SUPPLIED RECORDS Block Start

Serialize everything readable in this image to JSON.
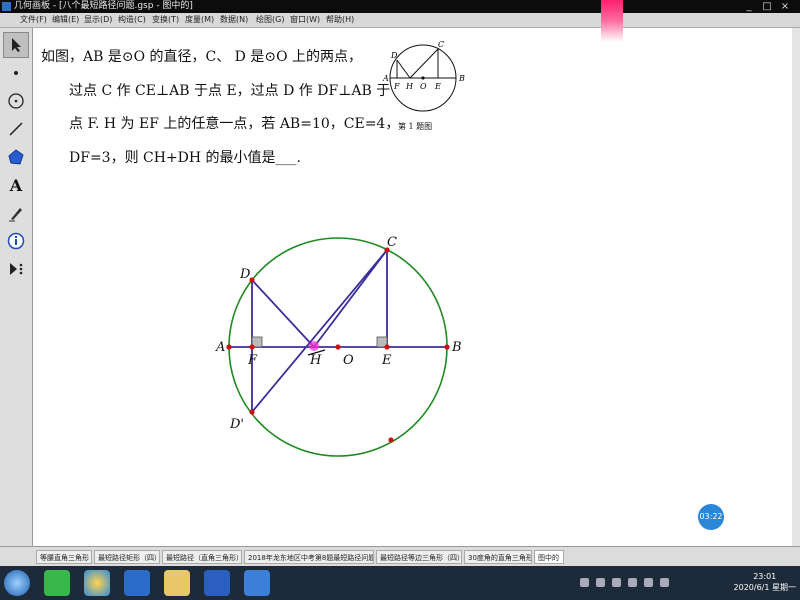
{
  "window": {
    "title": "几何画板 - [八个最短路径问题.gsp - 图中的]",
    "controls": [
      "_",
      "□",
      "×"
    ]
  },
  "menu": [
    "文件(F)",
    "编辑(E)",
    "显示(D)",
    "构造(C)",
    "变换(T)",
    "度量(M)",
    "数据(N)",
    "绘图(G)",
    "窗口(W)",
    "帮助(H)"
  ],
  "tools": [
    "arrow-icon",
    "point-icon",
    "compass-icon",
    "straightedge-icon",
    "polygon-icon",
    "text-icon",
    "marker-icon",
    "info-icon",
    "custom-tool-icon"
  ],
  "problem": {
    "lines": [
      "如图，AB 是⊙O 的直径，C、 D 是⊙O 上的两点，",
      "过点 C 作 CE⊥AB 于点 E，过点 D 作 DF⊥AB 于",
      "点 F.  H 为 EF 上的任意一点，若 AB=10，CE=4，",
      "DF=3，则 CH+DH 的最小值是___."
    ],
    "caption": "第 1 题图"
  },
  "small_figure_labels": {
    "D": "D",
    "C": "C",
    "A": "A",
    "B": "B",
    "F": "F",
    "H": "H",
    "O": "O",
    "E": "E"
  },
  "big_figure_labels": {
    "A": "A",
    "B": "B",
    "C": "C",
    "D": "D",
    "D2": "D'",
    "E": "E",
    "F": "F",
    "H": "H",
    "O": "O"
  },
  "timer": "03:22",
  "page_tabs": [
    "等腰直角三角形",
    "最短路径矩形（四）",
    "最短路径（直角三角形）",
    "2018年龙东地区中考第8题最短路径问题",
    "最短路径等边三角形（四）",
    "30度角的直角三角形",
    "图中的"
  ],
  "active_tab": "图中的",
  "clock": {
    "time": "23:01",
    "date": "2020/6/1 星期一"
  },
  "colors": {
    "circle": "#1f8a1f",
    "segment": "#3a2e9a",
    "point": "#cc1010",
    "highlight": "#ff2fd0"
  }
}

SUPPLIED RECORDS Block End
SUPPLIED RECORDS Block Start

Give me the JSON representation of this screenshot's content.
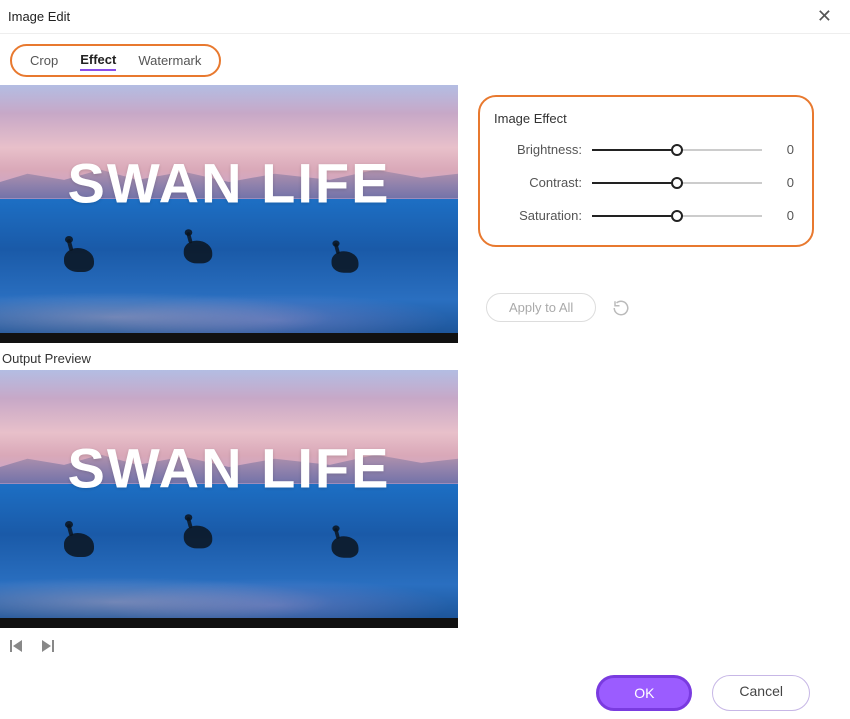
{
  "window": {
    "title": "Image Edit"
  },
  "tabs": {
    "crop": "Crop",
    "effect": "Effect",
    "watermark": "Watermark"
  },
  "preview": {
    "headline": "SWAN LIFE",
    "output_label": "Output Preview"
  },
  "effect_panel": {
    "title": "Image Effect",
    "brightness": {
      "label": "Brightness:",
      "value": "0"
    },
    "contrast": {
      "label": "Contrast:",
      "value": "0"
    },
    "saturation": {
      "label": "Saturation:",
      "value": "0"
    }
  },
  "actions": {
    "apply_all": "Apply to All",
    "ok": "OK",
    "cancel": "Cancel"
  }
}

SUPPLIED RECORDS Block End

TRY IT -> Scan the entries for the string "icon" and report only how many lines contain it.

REPLY TO THE EXERCISE -> 9